Spotted Again

We have a further sighting of a Spotted Flycatcher we ringed at Oakenclough back on 7 September 2019. 

Thanks to the person who found Spotted Flycatcher AKE3299 as a breeding bird in May and June 2021 we have an unexpected and extraordinary record. I will quote from the BTO notification to us. Bold text is mine.

Species: Spotted Flycatcher

Ring Number: AKE3299

Finding date: 27 June 2021

Place: Washburn Valley, North Yorkshire

Sight Record by Non Ringer- Metal Ring Read In Field

Remarks: 4 chicks. Video footage available.      

Spotted Flycatchers from LeedsBirder on Vimeo.

I contacted Leeds Birder, Paul Wheatley and asked permission to use his super detailed video as above.  Paul clearly worked extremely hard, perhaps frame by frame of the footage to read the combination of letters and numbers on the ring so as to try and discover the origins of AKE3299.  A fine piece of detective work! 

I was able to point Paul to the Another Bird Blog post of 7 September 2019 and advise that AKE3299 was one of two Spotted Flycatchers caught that day, both juvenile birds of the year. 

https://anotherbirdblog.blogspot.com/2019/09/spotted-saturday.html

Spotted Flycatcher

The two flycatchers of that day were caught hours apart but may have arrived together that morning of 7 September during the window of fine weather that followed a week and more of September winds.  

Almost certainly AKE3299 was born in Yorkshire in the summer of 2019 and returned there to breed in the same area in 2020 and in 2021.  Its autumnal migrations in both years would take it across the Pennines on a south westerly path through England, France and Spain and then towards Africa where it would spend the winter. Spotted Flycatchers are late to return to the UK and it can be late May before they are seen back on territory. 

Spotted Flycatcher - Yorkshire to Lancashire

Spotted Flycatchers cross the Sahara Desert twice a year on their way to and from wintering areas in sub-Saharan Africa, where a loss of woodland may have reduced survival.

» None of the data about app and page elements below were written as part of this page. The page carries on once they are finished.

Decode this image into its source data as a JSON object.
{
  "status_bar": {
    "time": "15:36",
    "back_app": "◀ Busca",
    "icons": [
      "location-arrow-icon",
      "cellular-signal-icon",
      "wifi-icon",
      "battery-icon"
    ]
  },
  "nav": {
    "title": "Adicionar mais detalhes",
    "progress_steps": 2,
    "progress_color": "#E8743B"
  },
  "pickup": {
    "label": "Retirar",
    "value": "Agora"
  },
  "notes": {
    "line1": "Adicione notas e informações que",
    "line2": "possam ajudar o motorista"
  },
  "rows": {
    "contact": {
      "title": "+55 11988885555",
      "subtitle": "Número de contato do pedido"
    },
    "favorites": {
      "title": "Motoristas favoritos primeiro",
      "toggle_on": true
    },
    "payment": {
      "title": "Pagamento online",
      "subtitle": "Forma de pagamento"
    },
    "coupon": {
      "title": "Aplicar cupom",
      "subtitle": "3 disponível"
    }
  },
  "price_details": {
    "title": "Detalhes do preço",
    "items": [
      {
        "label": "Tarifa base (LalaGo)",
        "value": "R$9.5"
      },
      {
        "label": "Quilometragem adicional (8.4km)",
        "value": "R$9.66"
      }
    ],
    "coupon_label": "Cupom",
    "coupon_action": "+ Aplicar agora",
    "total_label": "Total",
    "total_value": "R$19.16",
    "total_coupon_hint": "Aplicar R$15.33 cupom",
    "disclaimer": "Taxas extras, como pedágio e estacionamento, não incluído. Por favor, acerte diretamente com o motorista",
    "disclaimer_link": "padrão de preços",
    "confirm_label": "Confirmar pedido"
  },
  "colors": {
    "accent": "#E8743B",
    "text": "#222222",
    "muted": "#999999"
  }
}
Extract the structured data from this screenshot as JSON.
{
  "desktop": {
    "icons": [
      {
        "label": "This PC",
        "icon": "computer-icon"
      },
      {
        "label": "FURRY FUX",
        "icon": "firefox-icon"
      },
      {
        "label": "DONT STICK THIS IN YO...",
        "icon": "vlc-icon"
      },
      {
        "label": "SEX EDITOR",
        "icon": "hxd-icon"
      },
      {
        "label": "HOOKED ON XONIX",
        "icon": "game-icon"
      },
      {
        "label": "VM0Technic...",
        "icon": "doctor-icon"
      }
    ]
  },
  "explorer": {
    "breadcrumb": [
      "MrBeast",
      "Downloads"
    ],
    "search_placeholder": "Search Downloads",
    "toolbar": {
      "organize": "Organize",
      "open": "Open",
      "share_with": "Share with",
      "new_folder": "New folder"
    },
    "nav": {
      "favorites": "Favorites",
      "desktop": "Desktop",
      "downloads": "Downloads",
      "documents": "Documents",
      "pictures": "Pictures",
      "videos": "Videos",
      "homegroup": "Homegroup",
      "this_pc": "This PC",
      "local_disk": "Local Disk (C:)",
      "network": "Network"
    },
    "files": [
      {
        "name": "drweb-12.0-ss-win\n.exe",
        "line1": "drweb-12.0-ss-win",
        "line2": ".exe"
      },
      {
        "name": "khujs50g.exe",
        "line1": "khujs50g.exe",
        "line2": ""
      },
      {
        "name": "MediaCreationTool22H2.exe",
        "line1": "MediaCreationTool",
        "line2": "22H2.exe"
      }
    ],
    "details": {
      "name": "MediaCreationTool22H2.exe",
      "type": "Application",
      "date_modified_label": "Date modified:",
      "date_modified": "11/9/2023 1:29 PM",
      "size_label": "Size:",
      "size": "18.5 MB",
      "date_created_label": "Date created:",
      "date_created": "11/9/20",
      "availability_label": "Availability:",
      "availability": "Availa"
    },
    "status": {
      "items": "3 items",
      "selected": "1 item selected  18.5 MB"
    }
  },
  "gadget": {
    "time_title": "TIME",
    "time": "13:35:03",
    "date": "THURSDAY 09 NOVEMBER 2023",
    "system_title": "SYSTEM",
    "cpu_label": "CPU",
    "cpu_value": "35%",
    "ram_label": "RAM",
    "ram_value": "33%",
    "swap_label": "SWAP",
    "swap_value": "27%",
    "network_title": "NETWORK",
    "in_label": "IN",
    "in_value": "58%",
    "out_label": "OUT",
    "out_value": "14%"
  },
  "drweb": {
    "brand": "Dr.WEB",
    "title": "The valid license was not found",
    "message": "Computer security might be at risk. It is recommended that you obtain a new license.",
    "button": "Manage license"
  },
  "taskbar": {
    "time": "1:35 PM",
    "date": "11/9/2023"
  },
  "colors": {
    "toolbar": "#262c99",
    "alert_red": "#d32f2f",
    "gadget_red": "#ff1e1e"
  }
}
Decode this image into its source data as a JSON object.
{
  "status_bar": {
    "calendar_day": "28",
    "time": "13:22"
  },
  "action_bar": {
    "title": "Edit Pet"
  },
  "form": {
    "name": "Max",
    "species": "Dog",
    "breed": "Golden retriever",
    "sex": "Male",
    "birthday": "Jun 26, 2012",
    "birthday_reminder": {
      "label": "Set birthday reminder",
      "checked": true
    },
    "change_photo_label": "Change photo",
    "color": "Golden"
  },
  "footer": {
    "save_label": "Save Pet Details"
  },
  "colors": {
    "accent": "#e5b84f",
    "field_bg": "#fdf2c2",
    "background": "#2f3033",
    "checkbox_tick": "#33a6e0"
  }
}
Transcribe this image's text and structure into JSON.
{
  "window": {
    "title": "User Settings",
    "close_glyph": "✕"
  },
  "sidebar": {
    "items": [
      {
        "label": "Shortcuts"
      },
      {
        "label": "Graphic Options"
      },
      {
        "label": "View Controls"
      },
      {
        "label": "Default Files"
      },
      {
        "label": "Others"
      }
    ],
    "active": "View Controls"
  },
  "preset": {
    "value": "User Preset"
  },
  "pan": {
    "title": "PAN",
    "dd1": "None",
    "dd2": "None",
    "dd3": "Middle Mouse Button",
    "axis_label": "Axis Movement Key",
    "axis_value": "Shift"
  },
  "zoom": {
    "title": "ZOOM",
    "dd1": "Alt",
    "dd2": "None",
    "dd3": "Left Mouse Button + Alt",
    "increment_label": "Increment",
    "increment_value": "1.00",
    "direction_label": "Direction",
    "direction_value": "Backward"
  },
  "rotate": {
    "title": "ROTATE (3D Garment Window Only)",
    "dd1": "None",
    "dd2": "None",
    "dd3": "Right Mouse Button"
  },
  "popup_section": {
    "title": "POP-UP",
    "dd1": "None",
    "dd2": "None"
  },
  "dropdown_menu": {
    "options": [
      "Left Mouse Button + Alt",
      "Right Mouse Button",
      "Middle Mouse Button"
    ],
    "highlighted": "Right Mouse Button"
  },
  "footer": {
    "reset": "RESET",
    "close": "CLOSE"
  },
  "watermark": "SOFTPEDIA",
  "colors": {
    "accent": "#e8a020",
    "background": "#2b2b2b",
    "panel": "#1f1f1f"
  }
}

Another explanation is that breeding success has fallen because of fewer insects, loss of habitat and because of increased predation by woodland predators such as grey squirrels.    

Spotted Flycatchers have declined substantially in recent years and are designated as a Biodiversity Action Plan (BAP) species. They are popular birds as they frequently nest close to house walls or in hanging baskets. They fly from prominent perches to catch insects, and are an attractive sight in country villages.  Their numbers have declined by about 80% over the past three decades.

Thanks again to Leeds Birder for this brilliant record of a Spotted Flycatcher and for proving the value of reading ring numbers in the field. Paul and team have more videos on Vimeo that make for excellent viewing. 

News next time of our catch of Sand Martins on Tuesday morning.